They do not have good endurance and therefore are unable to sustain that intensity for long. If this is the case, improving running speed will have no effect on the triathlon run speed, as it is not the limiting factor. ENDURANCE is the limiter – being able to run at LT2 for longer.
To improve their triathlon run they need to spend more time on Intermediate ENDURANCE training.
2. LT2 is close to 15-km/h:
This athlete will not be able to run better than about 40 minutes for the 10-k until they improve the speed at LT2. Therefore improving SPEED at LT2 will be a significant part of making improvements to triathlon running speed.
Example 2 - Ironman athlete takes 11h 15 min to complete the race.
This is obviously an event that is dominated by aerobic (fat burning) metabolism, and therefore LT2 is almost irrelevant. LT1 however is a key running speed for this athlete, as it marks the boundary between almost exclusive fat burning and the start of increased reliance on carbohydrates.
This athlete has set themselves the target of running sub 3h 40min at the end of the race.
The 4 hr marathon is an average speed of 10.5 km/h which means that the athlete’s LT1 has to be higher than this point. A 3h 40 min marathon means sustaining an average speed of 11.5 km/h, and for this to be possible LT 1 has to be higher than this.
Similar to example 1 there are a couple of key areas to look at:
1. If LT1 is already significantly above 11.5 km/h then the athlete is underperforming in the triathlon run, and needs to improve ENDURANCE at this intensity.

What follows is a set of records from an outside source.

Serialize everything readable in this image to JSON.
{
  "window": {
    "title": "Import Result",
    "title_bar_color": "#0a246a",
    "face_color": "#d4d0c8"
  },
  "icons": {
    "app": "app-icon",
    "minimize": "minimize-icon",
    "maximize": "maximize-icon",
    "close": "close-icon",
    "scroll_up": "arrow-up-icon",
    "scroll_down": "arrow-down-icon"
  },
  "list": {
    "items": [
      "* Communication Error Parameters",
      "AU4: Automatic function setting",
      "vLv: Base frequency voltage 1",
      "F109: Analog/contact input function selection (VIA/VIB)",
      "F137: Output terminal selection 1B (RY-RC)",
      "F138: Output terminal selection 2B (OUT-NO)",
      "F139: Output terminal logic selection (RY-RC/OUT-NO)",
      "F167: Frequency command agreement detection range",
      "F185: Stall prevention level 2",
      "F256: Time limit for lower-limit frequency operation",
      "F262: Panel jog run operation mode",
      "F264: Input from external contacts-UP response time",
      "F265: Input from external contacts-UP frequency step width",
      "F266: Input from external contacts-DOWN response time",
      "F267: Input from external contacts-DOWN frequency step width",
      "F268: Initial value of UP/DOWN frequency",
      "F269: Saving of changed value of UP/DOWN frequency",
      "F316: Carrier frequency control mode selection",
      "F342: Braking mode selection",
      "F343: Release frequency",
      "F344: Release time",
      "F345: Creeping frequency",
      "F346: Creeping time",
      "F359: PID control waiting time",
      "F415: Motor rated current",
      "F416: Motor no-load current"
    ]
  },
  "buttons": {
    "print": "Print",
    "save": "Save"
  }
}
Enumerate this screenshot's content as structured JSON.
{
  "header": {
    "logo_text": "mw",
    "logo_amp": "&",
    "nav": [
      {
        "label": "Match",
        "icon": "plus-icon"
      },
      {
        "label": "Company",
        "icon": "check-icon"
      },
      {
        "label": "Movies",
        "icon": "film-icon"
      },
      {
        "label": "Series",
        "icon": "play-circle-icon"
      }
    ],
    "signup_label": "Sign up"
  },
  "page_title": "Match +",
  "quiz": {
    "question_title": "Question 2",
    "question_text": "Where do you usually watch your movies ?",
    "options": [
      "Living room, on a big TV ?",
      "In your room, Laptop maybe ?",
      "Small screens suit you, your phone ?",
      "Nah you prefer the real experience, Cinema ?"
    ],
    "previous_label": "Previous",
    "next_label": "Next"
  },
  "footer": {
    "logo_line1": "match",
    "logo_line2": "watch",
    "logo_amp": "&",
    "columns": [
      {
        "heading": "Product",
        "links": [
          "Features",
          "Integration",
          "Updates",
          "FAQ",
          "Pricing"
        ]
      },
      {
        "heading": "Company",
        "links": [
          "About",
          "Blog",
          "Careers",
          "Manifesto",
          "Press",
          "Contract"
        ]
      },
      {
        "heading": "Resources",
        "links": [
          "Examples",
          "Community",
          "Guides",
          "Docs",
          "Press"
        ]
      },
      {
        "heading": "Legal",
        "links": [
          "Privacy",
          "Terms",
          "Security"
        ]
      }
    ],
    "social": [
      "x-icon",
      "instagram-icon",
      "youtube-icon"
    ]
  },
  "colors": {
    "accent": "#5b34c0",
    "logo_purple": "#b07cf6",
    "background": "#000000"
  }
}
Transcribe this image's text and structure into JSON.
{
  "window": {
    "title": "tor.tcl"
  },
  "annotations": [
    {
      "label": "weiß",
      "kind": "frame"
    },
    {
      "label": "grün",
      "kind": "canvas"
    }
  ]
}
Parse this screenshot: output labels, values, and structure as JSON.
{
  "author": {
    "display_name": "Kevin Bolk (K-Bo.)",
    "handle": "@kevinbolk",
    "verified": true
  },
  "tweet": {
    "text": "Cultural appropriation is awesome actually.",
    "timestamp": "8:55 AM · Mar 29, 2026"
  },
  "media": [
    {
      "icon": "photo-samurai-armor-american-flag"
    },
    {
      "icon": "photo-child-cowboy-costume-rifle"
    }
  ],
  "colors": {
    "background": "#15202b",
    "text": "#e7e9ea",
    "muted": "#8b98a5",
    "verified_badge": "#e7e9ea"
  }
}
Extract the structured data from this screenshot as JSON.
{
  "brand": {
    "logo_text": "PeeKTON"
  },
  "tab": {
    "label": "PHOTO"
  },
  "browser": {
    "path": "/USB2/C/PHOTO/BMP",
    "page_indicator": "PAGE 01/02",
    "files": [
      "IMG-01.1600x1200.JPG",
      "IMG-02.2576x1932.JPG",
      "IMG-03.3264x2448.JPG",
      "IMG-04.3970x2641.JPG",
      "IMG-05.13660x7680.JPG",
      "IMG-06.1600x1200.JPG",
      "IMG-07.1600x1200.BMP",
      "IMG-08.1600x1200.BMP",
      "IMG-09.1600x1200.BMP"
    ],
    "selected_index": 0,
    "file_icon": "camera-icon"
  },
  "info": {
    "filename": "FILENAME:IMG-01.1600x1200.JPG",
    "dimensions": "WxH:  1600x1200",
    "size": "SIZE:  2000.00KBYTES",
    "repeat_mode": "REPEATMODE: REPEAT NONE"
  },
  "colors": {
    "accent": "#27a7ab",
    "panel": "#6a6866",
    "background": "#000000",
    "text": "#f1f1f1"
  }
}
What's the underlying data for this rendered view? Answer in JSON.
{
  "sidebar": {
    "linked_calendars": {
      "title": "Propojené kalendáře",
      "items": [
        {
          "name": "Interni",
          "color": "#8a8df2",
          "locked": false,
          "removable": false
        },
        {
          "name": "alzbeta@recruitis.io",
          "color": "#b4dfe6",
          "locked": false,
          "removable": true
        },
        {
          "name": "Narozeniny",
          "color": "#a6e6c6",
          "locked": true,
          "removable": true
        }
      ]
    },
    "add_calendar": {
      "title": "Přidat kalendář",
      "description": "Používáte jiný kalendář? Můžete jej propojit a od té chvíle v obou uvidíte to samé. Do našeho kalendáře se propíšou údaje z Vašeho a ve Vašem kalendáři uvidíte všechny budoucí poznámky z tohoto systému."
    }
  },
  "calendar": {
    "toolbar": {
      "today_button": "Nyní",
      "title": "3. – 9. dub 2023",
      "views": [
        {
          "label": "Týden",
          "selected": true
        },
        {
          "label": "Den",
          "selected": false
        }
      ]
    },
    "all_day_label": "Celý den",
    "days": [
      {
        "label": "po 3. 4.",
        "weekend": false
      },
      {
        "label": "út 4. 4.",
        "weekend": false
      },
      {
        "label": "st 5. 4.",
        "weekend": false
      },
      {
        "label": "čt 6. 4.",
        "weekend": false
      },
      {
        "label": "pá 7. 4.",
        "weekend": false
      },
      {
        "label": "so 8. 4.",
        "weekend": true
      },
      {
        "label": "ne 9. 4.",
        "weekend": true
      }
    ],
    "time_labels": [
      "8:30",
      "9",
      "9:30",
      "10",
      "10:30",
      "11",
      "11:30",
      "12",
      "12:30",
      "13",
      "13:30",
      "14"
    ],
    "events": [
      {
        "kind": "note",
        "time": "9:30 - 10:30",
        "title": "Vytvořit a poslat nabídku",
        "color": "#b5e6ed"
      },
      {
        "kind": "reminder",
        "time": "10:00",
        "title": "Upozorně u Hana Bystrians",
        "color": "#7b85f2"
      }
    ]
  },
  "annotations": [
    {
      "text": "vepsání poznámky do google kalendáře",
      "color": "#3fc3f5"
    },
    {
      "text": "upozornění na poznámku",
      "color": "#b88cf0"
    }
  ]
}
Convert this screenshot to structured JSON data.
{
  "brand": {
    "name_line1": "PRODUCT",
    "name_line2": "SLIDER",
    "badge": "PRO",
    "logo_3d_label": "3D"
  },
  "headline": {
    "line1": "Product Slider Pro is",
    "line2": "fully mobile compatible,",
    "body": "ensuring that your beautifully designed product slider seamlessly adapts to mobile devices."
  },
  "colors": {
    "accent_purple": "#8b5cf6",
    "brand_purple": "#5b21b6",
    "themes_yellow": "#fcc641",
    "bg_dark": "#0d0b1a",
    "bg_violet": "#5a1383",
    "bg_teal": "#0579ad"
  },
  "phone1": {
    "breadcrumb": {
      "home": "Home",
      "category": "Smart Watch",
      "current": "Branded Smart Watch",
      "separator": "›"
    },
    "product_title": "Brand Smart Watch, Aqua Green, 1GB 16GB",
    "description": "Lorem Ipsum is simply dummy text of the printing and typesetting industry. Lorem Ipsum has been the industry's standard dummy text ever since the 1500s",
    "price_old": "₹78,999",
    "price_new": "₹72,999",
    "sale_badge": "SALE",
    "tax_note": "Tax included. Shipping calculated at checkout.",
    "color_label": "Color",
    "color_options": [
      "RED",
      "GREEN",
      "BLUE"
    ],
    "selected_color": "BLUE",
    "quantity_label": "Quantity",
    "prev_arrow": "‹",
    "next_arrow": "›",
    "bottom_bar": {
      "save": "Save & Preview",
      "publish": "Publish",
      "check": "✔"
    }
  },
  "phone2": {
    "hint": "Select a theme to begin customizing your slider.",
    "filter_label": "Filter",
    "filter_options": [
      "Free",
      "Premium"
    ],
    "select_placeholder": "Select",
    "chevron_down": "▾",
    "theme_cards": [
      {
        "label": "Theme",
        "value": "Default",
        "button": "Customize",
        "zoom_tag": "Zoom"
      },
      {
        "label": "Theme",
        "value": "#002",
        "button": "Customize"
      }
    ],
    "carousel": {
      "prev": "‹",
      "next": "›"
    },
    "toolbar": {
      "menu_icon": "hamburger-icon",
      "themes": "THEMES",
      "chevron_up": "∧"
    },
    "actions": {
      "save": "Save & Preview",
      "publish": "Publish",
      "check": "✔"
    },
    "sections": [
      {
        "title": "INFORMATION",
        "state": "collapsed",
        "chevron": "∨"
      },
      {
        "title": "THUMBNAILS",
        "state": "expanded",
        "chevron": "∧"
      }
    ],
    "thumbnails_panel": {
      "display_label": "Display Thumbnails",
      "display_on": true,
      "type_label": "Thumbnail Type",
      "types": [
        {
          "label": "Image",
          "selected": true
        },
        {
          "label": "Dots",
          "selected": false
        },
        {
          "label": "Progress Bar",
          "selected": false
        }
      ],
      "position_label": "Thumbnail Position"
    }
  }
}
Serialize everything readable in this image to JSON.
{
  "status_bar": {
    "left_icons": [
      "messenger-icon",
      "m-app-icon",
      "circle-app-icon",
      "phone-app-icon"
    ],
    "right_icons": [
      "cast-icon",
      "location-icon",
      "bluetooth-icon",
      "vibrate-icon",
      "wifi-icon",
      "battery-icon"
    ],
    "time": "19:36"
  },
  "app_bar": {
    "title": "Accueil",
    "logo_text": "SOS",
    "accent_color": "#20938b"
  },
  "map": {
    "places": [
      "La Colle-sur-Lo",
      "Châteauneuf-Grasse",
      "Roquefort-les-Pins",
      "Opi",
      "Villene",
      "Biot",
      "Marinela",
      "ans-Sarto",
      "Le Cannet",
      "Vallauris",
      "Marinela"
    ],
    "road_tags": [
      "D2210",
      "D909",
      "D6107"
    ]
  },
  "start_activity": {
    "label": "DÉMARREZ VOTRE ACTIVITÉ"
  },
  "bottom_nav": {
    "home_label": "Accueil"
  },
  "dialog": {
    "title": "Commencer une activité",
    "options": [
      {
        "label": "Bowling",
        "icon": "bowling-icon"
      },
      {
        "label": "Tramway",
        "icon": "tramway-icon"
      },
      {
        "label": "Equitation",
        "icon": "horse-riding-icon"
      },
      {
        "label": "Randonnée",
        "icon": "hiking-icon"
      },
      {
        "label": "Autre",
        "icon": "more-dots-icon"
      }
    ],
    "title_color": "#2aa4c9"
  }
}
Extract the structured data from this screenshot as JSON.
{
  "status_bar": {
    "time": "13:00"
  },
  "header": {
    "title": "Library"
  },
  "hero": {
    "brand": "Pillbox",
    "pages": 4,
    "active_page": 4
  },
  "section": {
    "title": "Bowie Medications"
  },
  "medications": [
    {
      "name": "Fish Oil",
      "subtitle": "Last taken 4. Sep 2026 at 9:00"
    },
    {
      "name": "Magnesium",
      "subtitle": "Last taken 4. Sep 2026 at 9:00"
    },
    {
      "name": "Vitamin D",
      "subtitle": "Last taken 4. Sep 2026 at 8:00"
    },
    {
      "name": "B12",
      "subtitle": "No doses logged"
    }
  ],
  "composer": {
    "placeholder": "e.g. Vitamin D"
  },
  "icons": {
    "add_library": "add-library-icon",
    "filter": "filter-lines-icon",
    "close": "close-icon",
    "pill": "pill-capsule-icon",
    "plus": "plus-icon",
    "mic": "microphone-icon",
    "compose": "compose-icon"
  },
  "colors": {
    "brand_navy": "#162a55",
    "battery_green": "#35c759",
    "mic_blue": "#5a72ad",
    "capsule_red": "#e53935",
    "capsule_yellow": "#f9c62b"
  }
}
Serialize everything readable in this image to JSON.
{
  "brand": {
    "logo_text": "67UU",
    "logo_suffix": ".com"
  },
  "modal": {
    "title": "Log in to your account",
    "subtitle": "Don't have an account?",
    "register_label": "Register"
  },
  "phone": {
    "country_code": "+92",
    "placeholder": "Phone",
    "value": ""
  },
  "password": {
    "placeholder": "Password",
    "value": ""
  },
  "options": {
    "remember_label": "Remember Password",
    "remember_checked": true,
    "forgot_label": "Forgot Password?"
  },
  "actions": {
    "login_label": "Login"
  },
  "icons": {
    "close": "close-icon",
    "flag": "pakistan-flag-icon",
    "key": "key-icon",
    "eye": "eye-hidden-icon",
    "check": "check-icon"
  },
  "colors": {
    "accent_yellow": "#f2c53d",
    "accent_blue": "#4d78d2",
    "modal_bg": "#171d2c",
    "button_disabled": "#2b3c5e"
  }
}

2. If however LT1 is not significantly above 11.5 km/h then running SPEED is the limitation and the speed at LT1 needs to be developed. Then suitable endurance at this point will need to be built to enable the 3 h 40 min run.
To find out how to assess where your LT1 and LT2 are, see our fitness testing pages.
There is a third variable that we would include when talking about improving running speed.
This is VO2max.
It doesn’t directly influence triathlon running speed as most triathlons are usually completed at submaximal intensities, but it does influence the trainability of LT1 and LT2.
VO2max sets the upper limit for your performance. There comes a time in anyone’s training when they are so well trained that the limiting factor is neither threshold measure, as they able to sustain these intensities at very high percentages of the ‘ceiling’.
To move forward this ceiling has to be lifted to allow you to continue to improve.
For a comprehensive description of ‘speed training’ sessions to include in your triathlon training program to get your triathlon run faster have a look at our How To Increase Running Speed page.
To understand how to put your program together as well as when and why to include sessions at particular time, follow our guide to putting your triathlon training program together.
It explains more about how to use the SPEED and ENDURANCE sessions and helps you to decide when to use them to improve your triathlon running speed.
Got a question about your triathlon training?
Then please ask us!